The Starry Messenger - Review
Updated: Sep 28, 2019
The Starry Messenger is about an astrology teacher in his 50s who is bored with his life and aspires to be an astrologist. He gets the chance to apply for what is essentially an entry level position on an exciting project that he wants to be involved in but not sure he can afford to take the associated pay cut. During the play he meets a single mother and starts an affair with her.
When you see a play advertised with a starry cast you head in with high expectations as we did heading into The Starry Messenger, but it fell short. But in the spirit of positivity I’ll start with the good things. The acting was generally good. The two female leads in particular were excellent. Elizabeth McGovern plays the slightly irritating nagging wife in a departure from her Downton character. Unfortunately her part is thinly drawn but she does well with the material available. Rosalind Eleazar plays Angela, the single mother training to be a nurse tying to provide a better life for her and her child. She plays the role with sensitivity and vulnerability and you want more time to be given learning her story.
The set is well done. There are four rooms people are in and three of these are on a revolve in the centre of the stage, which would make scene changes simple (yet the director makes these changes lethargic).
Unfortunately the play was let down by Matthew Broderick as the lead. The character is bored but that does not mean he has to be the most boring monotone character you can imagine. He managed to make the character devoid of any charisma. There a couple of times where there are flashes of potentially uncovering the character but they don’t last long. This make the affair he has unbelievable as there is no chemistry between the characters so the relationship seems like a bored couple rather than a passionate affair they can’t control. Part of this is the script. He kisses her randomly with no build up (honestly I expected her to slap him) and without any passion or desire.
Then there’s the subplot. I didn’t mention it in the synopsis because frankly I’m not sure why it’s there. Maybe they had an idea and couldn’t be bothered to make it a full play so added it to this one. The play moves very slowly and these scenes are just filler that suspend the plot you’re trying to focus on.
Finally the direction. As I said the play moves slowly and the main character is made to play the whole time in monotone. They make the scene changes take much longer than you’d anticipate (thankfully there aren’t many). With a long indulgent script you’d want to keep the pace going yet even the curtain call took too long to start.

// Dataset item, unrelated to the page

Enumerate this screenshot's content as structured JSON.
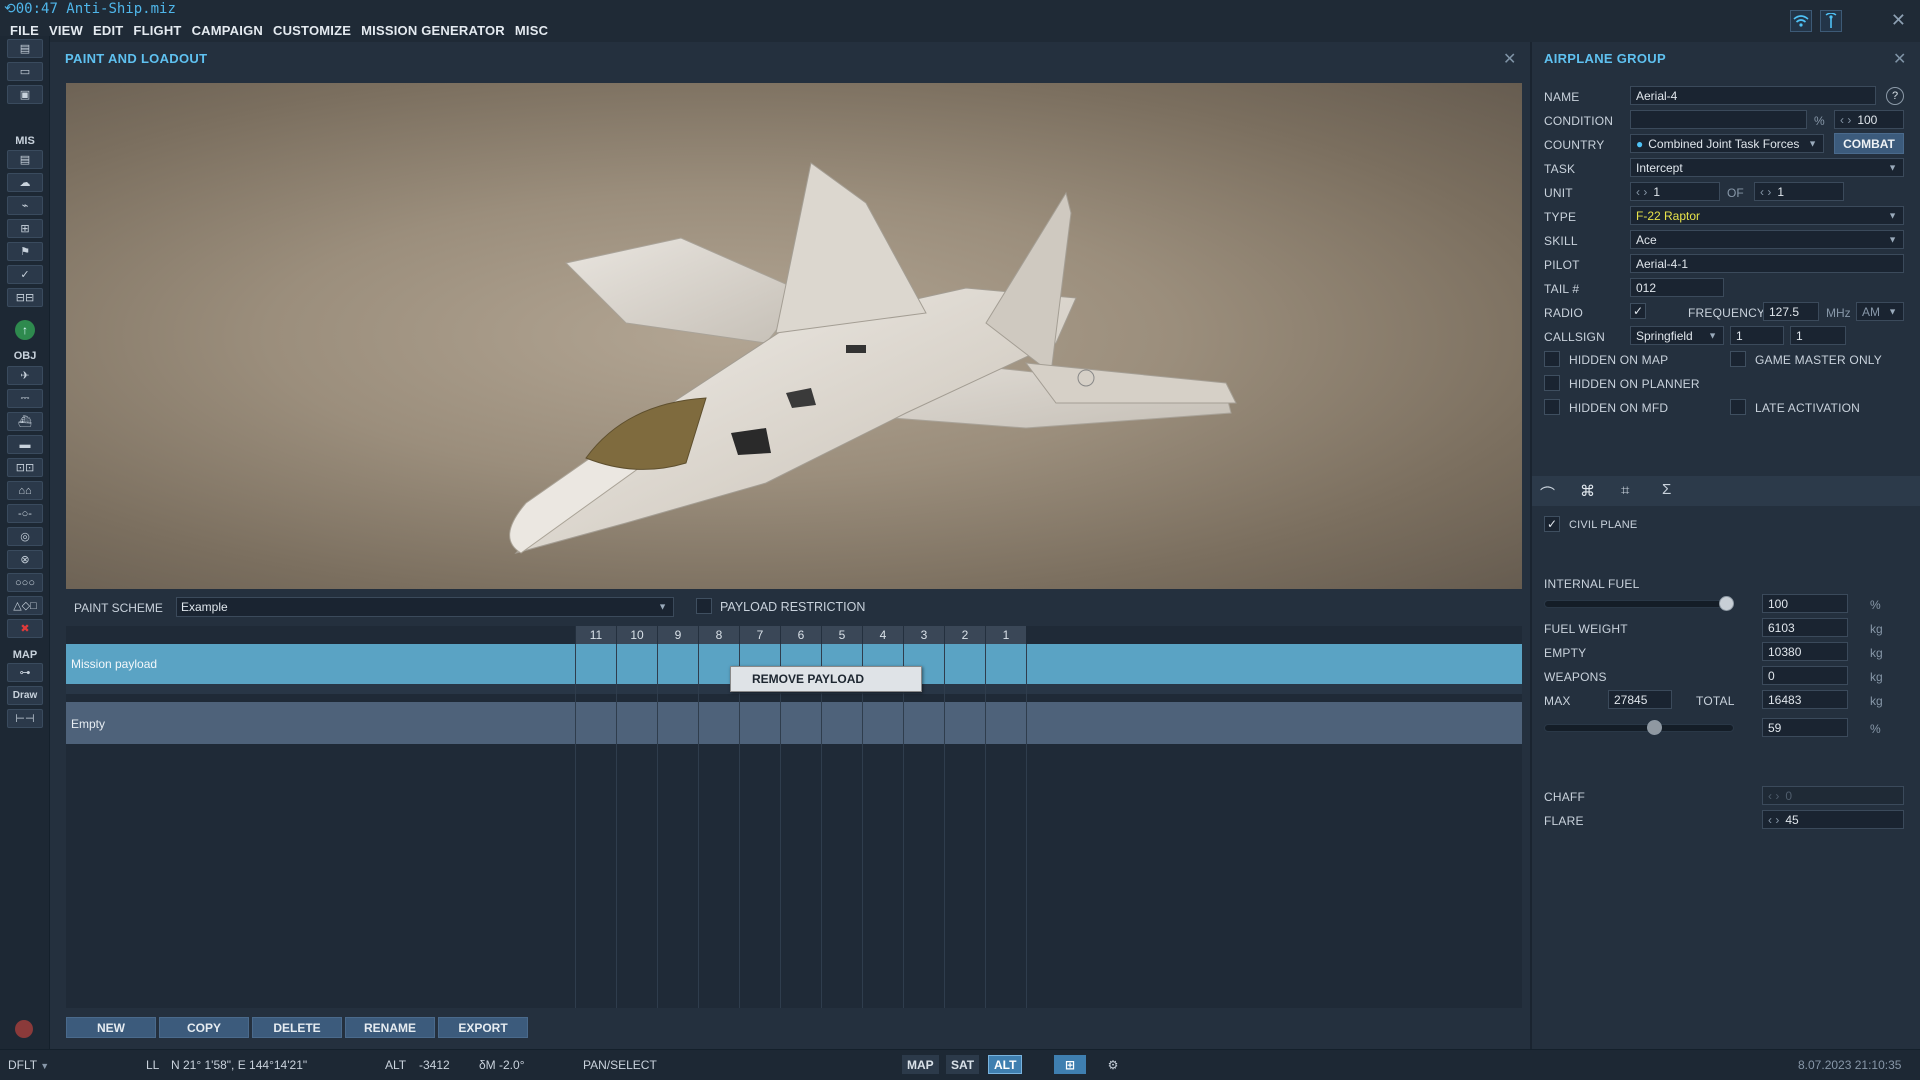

It’s not terrible but it could be a lot better and we left disappointed and there are better ways to spend an evening out. This show gets 2 Laura Michelle-Kelly’s.